Deceased Kampala Arch-diocese Archbishop Dr Cyprian Lwanga (Inset) and the Rubaga Cathedral; a place familiar with his reign as Archbishop since 2006. PHOTO/COMBO/NMG/KAMPALA CITY GUIDE 

What you need to know:

  • It’s a constant reminder that death is not far away for any of us, no matter what we might think.

At exactly 12:23pm on April 3, the bell at Rubaga Cathedral in Kampala was sounded until 1:30pm, signifying something had happened in the Church. 

To those that are familiar with the Church tradition, it sent shivers down their spine. Yet many young people might not have known the significance of the sound. Here it is. 

In the Catholic Church, bells represent the voice of God and remind us of the existence of Heaven. Without modern means of communication, the church bells were also used as a clock and as a fire or flood alarm. 

Important message
When they rang out at unusual times, they announced a death. This type of ring, called the “death-knell”, is composed of three rings for each bell, three times for a man and twice for a woman, followed by a pealing of the bells. Both ring out three times, and the death-knell is repeated noon and night until the funeral.
A death knell doesn’t always sound like a regular church bell. 

The interior of the prestigious Rubaga Cathedral. PHOTO/COURTESY

Hurting sound
The sound of this death knell feels haunting for many, especially since it’s a distorted version of a church bell chime. The practice of ringing a death knell dates back to the 16th century.

The specifics surrounding how death knells were to be practiced were written into England Canon Law by Henry VIII and Elizabeth I. 
From there, it was used in local communities as a way for the church to inform others of someone’s soon demise or recent passing. 

1960s diaries
During the plague, it wasn’t uncommon for the death knell to ring frequently.
One person notes in their diary in July of 1665 about their sad feelings when they hear this sound. 

They write, “It was a sad noise to hear our bell to tell and ring so often to-day either for death or burials; I think five or six times.”
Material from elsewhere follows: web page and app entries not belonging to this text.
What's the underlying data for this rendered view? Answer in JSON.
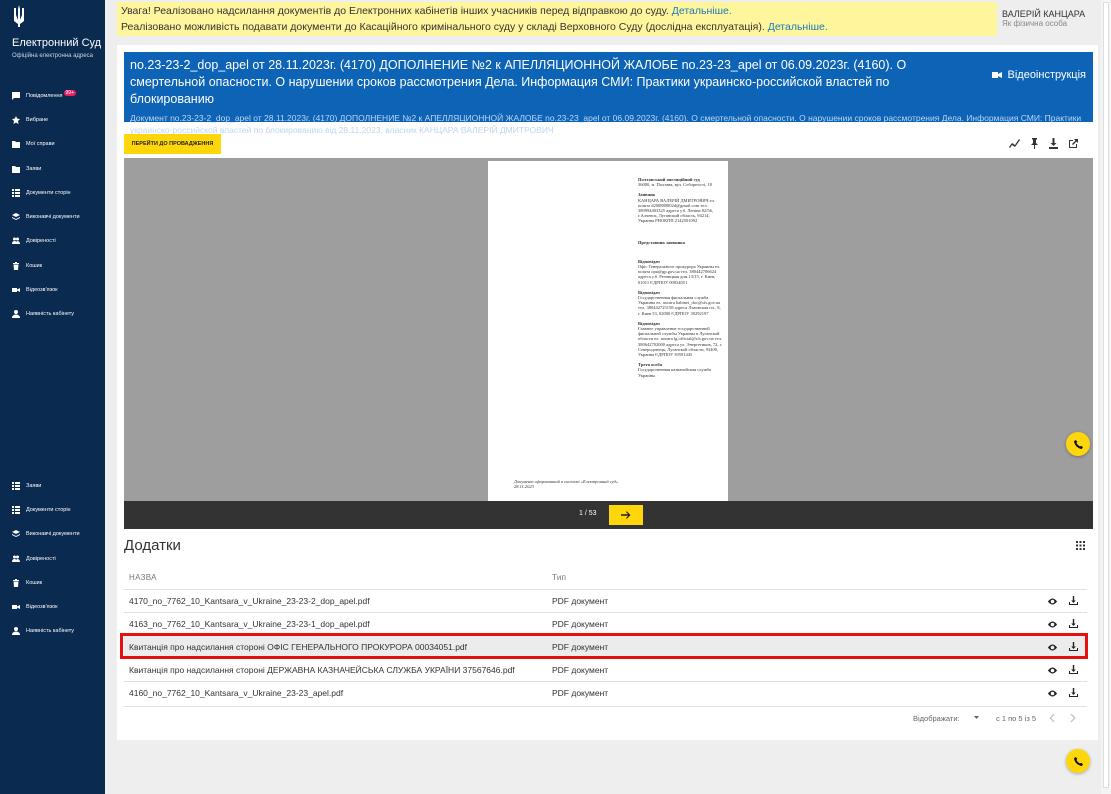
{
  "brand": {
    "title": "Електронний Суд",
    "subtitle": "Офіційна електронна адреса"
  },
  "sidebar": {
    "items": [
      {
        "label": "Повідомлення",
        "badge": "99+"
      },
      {
        "label": "Вибране"
      },
      {
        "label": "Мої справи"
      },
      {
        "label": "Заяви"
      },
      {
        "label": "Документи сторін"
      },
      {
        "label": "Виконавчі документи"
      },
      {
        "label": "Довіреності"
      },
      {
        "label": "Кошик"
      },
      {
        "label": "Відеозв'язок"
      },
      {
        "label": "Наявність кабінету"
      }
    ],
    "items2": [
      {
        "label": "Заяви"
      },
      {
        "label": "Документи сторін"
      },
      {
        "label": "Виконавчі документи"
      },
      {
        "label": "Довіреності"
      },
      {
        "label": "Кошик"
      },
      {
        "label": "Відеозв'язок"
      },
      {
        "label": "Наявність кабінету"
      }
    ]
  },
  "banner": {
    "line1": "Увага! Реалізовано надсилання документів до Електронних кабінетів інших учасників перед відправкою до суду.",
    "line2": "Реалізовано можливість подавати документи до Касаційного кримінального суду у складі Верховного Суду (дослідна експлуатація).",
    "link": "Детальніше."
  },
  "user": {
    "name": "ВАЛЕРІЙ КАНЦАРА",
    "role": "Як фізична особа"
  },
  "document": {
    "title": "no.23-23-2_dop_apel от 28.11.2023г. (4170) ДОПОЛНЕНИЕ №2 к АПЕЛЛЯЦИОННОЙ ЖАЛОБЕ no.23-23_apel от 06.09.2023г. (4160). О смертельной опасности. О нарушении сроков рассмотрения Дела. Информация СМИ: Практики украинско-российской властей по блокированию",
    "description": "Документ no.23-23-2_dop_apel от 28.11.2023г. (4170) ДОПОЛНЕНИЕ №2 к АПЕЛЛЯЦИОННОЙ ЖАЛОБЕ no.23-23_apel от 06.09.2023г. (4160). О смертельной опасности. О нарушении сроков рассмотрения Дела. Информация СМИ: Практики украинско-российской властей по блокированию від 28.11.2023, власник КАНЦАРА ВАЛЕРІЙ ДМИТРОВИЧ",
    "video_label": "Відеоінструкція",
    "go_button": "ПЕРЕЙТИ ДО ПРОВАДЖЕННЯ"
  },
  "preview": {
    "court_title": "Полтавський апеляційний суд",
    "court_addr": "36000, м. Полтава, вул. Соборності, 18",
    "applicant_h": "Заявник",
    "applicant": "КАНЦАРА ВАЛЕРІЙ ДМИТРОВИЧ ел. пошта d200880002d@gmail.com тел. 380994403325 адреса у.б. Леніна 82/56, г.Алчевск, Луганский область, 94214, Украина РНОКПП 2142501092",
    "rep_h": "Представник заявника",
    "resp1_h": "Відповідач",
    "resp1": "Офіс Генерального прокурора Украины ел. пошта opu@gp.gov.ua тел. 380442706624 адреса у.б. Резницкая дом.13/15, г. Киев, 01011 ЄДРПОУ 00034051",
    "resp2_h": "Відповідач",
    "resp2": "Государственная фискальная служба Украины ел. пошта kabinet_doc@sfs.gov.ua тел. 380442725158 адреса Львовская пл., 8, г. Киев 53, 02000 ЄДРПОУ 39292197",
    "resp3_h": "Відповідач",
    "resp3": "Главное управление государственной фискальной службы Украины в Луганской области ел. пошта lg.official@sfs.gov.ua тел. 380642702000 адреса ул. Энергетиков, 72, г. Северодонецк, Луганской области, 93400, Украина ЄДРПОУ 39591445",
    "third_h": "Третя особа",
    "third": "Государственная казначейская служба Украины",
    "footer": "Документ сформований в системі «Електронний суд» 28.11.2023"
  },
  "pager": {
    "label": "1 / 53"
  },
  "attachments": {
    "title": "Додатки",
    "col_name": "НАЗВА",
    "col_type": "Тип",
    "rows": [
      {
        "name": "4170_no_7762_10_Kantsara_v_Ukraine_23-23-2_dop_apel.pdf",
        "type": "PDF документ"
      },
      {
        "name": "4163_no_7762_10_Kantsara_v_Ukraine_23-23-1_dop_apel.pdf",
        "type": "PDF документ"
      },
      {
        "name": "Квитанція про надсилання стороні ОФІС ГЕНЕРАЛЬНОГО ПРОКУРОРА 00034051.pdf",
        "type": "PDF документ"
      },
      {
        "name": "Квитанція про надсилання стороні ДЕРЖАВНА КАЗНАЧЕЙСЬКА СЛУЖБА УКРАЇНИ 37567646.pdf",
        "type": "PDF документ"
      },
      {
        "name": "4160_no_7762_10_Kantsara_v_Ukraine_23-23_apel.pdf",
        "type": "PDF документ"
      }
    ],
    "per_page_label": "Відображати:",
    "range": "с 1 по 5 із 5"
  },
  "colors": {
    "sidebar": "#0a2a4f",
    "header": "#0d63b5",
    "accent": "#ffd60a",
    "highlight": "#e51111",
    "banner": "#fff59d"
  }
}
It’s a constant reminder that death is not far away for any of us, no matter what we might think. The tolling of this bell would be heard at all hours of the day or night. Death truly stops for no one.

Dr Lwanga's burial plans
Monday, April 5: Mass at Rubaga Cathedral at 2pm

Tuesday:  Mass at   Kyabakadde (Lugazi Diocese) starting at midday 

Wednesday: Funeral mass at Namugongo Catholic Shrine starting at 10am .

Thursday: Burial at Rubaga 

Compiled from various sources.